“Well, neither do I, but you dragged us into it, so let’s go.” Lucy stands over me, hands on her hips, long red hair falling over one shoulder.
“Fine, but I’m not going to have any fun.”
It’s her turn to scoff, but I catch the small tug of her lips before she turns. Lucy's a much better friend than I am.
She’s already out the door, where Tuck stands by the opening, arms crossed over his broad chest, leaning one shoulder against the wall. As I catch him watching me, the air in the room changes, thickening into something that I struggle to swallow. So many things I want to say, need to say, but I don’t have the words. Either because they won’t come to me or I can’t say them, I really don’t know, but the longer we stand here, the worse it gets, so I shoot for something neutral.
“Glad to see you smiling today.”
"Yeah,” he says, shaking his head. "Sorry about yesterday. This morning I had a VT and, well, you know how it is. Take down a few lizards, some hand-to-hand, release some aggression.”
He shrugs his shoulders, a gesture that speaks volumes, and he’s right. I get it. The trials clear my head like a run or an hour of yoga does for others. It’s less about the exercise, though, and more about the tunnel my mind creates when I’m there, like nothing else exists.
“Yes, well,” I say, making my way toward the door, “there is something cathartic about pulling that trigger.” The thought has me pulling at the ends of my shirt.
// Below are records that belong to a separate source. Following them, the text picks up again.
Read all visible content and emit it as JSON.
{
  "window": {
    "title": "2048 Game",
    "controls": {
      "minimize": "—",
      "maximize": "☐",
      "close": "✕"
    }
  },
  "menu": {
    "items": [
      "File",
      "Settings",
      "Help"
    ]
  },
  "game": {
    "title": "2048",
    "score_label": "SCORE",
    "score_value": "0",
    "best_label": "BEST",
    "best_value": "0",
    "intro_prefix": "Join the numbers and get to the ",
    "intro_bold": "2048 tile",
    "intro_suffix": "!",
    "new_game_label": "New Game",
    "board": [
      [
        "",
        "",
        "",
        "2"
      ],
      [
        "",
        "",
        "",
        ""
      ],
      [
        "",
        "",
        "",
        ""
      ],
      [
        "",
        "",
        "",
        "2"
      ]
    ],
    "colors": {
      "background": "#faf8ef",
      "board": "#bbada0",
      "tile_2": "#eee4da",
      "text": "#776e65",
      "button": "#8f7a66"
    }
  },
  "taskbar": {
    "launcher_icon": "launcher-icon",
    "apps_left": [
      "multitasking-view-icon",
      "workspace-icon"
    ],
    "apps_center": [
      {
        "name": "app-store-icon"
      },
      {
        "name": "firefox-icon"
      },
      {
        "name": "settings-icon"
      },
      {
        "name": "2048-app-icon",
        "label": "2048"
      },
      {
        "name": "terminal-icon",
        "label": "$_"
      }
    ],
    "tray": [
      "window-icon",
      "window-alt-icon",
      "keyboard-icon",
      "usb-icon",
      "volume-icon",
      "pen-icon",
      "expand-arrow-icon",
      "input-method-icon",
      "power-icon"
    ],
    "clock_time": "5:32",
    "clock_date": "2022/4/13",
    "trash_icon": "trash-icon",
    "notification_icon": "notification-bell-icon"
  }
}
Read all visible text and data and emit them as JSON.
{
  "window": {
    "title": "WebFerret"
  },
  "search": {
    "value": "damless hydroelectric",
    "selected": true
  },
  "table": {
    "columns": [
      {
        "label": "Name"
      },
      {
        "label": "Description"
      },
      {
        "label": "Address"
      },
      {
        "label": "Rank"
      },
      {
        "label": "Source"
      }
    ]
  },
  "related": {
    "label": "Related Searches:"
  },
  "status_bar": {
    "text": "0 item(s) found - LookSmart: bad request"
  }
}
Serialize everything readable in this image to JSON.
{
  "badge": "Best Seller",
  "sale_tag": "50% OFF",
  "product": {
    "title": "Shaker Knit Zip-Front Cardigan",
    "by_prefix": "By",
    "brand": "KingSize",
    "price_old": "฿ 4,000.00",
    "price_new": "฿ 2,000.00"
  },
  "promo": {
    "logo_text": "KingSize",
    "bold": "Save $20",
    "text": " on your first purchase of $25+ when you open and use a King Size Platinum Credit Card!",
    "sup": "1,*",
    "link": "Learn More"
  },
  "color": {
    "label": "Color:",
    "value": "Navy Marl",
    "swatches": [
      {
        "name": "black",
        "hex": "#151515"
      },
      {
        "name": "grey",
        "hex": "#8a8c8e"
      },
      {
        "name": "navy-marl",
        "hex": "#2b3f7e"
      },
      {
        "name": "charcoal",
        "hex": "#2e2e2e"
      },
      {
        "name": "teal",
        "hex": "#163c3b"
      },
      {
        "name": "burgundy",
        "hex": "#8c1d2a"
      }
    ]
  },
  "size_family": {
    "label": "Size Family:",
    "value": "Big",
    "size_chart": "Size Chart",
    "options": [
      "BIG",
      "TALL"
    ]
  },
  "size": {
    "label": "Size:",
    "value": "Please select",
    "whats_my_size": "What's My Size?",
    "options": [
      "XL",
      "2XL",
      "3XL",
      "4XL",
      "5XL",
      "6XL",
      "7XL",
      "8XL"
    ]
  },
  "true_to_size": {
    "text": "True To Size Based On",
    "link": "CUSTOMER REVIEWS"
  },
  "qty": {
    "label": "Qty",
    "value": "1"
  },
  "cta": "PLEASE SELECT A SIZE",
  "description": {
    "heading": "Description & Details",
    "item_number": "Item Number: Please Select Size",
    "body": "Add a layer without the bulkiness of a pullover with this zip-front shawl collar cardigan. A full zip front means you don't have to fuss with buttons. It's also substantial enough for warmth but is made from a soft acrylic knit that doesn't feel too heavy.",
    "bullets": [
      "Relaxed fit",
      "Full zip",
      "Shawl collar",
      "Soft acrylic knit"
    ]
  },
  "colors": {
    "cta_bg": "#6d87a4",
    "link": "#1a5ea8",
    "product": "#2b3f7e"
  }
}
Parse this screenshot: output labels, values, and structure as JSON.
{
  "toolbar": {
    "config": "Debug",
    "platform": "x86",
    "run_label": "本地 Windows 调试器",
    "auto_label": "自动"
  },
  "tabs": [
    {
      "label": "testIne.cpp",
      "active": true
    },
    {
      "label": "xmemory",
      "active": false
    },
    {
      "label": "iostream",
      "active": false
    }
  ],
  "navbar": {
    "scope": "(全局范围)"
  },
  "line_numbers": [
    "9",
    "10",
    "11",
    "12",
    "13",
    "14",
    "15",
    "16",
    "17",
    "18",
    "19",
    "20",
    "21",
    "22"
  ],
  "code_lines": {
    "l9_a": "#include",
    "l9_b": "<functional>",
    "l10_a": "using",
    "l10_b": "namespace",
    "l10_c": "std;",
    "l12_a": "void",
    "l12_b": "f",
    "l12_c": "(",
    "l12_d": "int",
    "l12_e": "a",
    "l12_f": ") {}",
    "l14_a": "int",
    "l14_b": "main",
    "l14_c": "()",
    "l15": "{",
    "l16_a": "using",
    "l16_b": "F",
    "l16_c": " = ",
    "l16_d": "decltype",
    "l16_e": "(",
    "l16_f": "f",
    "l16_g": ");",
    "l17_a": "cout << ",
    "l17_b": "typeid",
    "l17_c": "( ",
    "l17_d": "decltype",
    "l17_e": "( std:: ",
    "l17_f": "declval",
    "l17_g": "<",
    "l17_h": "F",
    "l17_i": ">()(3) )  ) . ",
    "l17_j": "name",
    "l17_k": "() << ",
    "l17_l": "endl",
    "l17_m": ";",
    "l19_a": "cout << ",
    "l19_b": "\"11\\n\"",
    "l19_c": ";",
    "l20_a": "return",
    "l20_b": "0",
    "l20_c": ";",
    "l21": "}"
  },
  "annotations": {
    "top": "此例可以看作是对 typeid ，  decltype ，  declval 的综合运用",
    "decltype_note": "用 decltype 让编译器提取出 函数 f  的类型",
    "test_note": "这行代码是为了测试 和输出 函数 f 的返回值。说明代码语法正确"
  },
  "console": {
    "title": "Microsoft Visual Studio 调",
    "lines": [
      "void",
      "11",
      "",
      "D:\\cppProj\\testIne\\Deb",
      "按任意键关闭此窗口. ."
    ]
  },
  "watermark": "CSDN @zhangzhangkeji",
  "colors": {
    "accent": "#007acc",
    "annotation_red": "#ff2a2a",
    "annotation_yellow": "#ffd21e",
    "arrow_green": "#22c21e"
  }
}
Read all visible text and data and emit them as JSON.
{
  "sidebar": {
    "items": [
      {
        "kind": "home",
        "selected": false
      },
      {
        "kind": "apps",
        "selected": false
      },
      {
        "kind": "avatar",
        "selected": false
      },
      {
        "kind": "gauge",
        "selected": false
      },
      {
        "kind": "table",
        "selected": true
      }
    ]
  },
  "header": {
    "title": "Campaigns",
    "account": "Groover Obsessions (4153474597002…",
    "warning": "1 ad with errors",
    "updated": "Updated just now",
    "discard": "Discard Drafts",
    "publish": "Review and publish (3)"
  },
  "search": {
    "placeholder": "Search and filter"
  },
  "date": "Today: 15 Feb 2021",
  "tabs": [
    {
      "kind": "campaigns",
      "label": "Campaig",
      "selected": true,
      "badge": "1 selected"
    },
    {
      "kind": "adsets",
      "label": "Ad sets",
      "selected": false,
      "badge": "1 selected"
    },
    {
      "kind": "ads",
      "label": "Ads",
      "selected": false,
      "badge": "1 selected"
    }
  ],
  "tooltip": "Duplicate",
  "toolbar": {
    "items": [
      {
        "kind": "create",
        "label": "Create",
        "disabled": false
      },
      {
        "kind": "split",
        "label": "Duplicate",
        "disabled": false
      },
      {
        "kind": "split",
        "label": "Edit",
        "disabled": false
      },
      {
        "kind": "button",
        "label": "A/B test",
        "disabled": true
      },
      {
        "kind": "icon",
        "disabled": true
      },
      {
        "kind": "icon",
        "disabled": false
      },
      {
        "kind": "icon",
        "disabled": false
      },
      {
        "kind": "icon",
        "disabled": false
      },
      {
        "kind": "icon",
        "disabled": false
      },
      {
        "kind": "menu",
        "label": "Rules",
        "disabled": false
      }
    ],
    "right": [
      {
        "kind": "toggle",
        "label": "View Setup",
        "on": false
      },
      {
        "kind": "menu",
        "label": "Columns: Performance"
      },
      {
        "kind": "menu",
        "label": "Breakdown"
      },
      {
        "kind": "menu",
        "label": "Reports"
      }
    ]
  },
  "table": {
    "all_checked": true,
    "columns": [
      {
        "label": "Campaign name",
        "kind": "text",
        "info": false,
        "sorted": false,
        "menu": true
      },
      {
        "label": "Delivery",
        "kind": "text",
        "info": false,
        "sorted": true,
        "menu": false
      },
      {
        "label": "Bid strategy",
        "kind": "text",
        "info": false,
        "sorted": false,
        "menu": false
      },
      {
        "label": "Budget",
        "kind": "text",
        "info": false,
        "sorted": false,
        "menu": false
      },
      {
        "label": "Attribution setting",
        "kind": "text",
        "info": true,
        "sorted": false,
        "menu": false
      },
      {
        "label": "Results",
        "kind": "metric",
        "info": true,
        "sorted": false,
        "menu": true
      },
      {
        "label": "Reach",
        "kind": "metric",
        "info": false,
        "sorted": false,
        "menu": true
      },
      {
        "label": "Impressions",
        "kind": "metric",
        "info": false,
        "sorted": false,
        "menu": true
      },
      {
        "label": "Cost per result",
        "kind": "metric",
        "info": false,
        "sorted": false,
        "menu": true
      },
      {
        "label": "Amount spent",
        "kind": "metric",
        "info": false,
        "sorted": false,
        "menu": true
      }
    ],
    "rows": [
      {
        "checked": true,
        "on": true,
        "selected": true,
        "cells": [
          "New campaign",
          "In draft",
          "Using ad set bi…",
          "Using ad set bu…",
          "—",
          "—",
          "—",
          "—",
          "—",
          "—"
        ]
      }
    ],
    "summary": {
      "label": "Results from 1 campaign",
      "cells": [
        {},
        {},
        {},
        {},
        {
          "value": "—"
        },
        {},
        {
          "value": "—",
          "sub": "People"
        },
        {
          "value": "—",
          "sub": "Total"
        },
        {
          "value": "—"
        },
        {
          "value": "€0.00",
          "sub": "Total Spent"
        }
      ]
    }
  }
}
It wouldn’t do to walk into a birthday party filled with old folks and have the butt of a glock sticking out of my jeans.
When I'm almost to the door, Tuck doesn’t move to let me through. Instead, he puts his arm across the opening, blocking my way. My breath catches in my throat.
My name is a rumble that I feel deep in my chest. It flutters around in there, pattering over my heart and thudding against my ribs.
Somehow I manage to swallow past the mountain lodged in my throat and look up. There’s an odd light in his eyes that I can’t place. It changes, darkening as his gaze roams over my face. He pauses at my lips, then works his way up to my eyes. When he smiles, it’s wide and genuine and I can't help but echo it with my own.
He taps the bottom of my chin with a finger and says, “Happy Birthday.”
The flutter changes then. No longer is it one butterfly or even two, but an entire swarm beating their wings against the inside of my chest, drowning out the noise of the arriving guests below.
I can't do this. Can't feel this way.
Desperate to break up the tension, I punch his arm. "Thanks, loser," I say, but before I can pull back, he has my hand, threading his fingers through mine. I always forget how quick he is.
"Loser?" he says, taking a step forward. "Well, that's not very nice."
"I never said I was nice." My lips form into a wry smile and I step around him, out the door. His carefree laughter follows me down the stairs.